• What the task asks: Each line in the data holding "icon" should be listed.

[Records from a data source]
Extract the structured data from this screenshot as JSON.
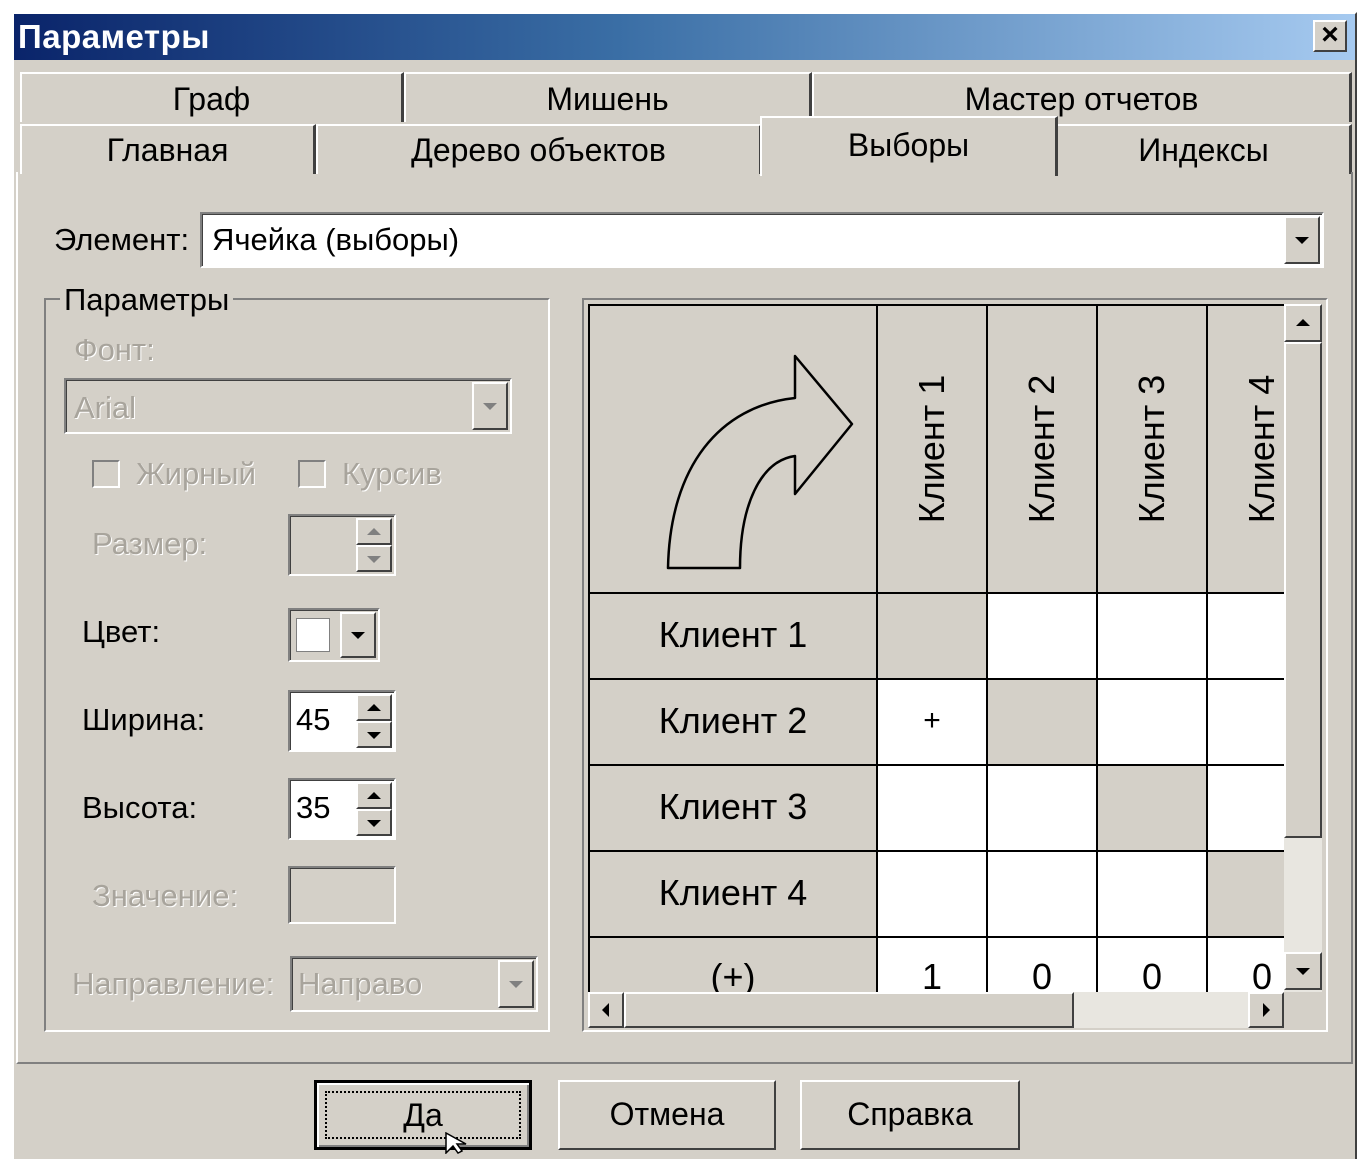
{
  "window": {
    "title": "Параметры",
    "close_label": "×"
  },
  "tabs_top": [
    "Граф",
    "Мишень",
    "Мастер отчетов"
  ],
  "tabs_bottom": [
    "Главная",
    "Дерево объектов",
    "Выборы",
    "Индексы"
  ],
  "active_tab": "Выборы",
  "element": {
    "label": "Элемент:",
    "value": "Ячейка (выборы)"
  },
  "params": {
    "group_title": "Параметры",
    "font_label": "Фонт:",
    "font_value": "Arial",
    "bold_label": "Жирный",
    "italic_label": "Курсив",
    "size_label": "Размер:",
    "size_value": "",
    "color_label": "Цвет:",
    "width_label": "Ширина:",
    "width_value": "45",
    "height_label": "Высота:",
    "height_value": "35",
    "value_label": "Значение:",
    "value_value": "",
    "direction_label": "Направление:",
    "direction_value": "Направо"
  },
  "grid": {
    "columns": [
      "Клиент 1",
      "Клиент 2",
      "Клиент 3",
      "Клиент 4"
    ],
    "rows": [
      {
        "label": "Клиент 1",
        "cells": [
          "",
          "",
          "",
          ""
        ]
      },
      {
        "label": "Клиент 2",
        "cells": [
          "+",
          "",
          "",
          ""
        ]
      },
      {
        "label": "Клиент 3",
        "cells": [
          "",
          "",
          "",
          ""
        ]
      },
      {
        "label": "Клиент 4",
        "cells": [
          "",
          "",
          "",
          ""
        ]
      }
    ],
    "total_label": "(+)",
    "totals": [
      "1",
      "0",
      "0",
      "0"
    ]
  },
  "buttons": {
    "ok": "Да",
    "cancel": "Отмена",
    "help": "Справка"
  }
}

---

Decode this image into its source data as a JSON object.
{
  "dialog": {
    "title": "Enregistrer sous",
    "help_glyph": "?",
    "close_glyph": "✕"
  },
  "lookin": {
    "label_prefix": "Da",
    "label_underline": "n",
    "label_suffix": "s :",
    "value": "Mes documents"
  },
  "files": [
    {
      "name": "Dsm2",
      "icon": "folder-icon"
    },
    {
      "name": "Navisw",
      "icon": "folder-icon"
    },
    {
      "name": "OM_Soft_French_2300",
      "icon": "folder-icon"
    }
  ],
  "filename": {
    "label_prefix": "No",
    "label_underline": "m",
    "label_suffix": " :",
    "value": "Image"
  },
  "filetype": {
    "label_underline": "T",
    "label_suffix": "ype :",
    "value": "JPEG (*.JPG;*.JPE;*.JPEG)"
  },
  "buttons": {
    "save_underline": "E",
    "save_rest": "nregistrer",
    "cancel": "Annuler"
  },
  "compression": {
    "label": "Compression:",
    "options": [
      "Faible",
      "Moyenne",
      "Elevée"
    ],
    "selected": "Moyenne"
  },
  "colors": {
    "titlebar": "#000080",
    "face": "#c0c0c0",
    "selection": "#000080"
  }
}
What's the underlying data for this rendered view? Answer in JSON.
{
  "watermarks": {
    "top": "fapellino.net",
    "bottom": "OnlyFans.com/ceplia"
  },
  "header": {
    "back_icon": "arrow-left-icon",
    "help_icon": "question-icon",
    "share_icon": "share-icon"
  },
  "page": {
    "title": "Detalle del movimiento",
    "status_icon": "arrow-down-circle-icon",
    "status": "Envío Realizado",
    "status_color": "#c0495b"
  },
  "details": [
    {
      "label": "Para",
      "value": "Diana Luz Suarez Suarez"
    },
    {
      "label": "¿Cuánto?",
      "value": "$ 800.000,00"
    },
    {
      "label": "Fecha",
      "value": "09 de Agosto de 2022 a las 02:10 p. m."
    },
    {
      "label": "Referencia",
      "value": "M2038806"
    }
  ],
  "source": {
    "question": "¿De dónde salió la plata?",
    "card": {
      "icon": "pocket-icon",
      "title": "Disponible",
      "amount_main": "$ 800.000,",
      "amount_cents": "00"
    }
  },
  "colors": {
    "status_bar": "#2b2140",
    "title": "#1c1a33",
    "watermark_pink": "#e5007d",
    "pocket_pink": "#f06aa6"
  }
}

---

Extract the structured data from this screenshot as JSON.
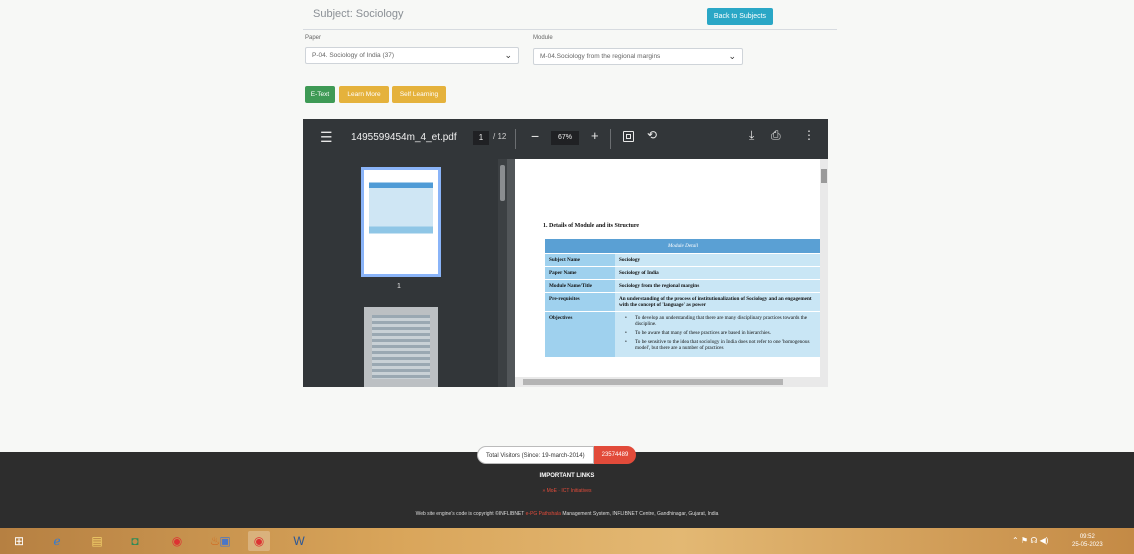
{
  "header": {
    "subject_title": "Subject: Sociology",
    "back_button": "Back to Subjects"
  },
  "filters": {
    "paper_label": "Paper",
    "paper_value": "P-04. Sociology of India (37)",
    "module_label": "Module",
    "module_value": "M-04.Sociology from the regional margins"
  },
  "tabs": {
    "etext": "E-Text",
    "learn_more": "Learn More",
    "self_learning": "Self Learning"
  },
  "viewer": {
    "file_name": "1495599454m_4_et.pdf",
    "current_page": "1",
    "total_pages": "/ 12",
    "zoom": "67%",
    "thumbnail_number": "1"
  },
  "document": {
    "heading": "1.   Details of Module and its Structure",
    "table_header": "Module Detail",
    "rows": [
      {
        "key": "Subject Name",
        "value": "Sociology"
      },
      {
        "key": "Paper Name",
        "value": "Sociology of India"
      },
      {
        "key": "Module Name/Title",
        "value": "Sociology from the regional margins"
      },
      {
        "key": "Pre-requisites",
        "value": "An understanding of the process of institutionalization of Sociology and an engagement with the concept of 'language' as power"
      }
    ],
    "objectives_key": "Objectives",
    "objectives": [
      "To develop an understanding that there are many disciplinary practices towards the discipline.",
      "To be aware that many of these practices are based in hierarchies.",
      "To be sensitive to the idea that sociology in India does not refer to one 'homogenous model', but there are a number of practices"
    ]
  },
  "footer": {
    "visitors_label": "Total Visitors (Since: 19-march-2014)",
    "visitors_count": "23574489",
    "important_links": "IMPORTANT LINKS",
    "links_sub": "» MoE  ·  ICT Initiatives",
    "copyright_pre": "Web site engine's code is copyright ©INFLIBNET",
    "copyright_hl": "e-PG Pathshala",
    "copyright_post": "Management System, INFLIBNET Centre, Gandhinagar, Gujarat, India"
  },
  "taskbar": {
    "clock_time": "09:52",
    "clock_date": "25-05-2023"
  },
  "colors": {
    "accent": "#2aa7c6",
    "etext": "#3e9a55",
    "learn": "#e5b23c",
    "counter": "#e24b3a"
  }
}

• Result of the task:
      "icon": "folder-icon"
      "icon": "folder-icon"
      "icon": "folder-icon"
    "back_icon": "arrow-left-icon",
    "help_icon": "question-icon",
    "share_icon": "share-icon"
    "status_icon": "arrow-down-circle-icon",
      "icon": "pocket-icon",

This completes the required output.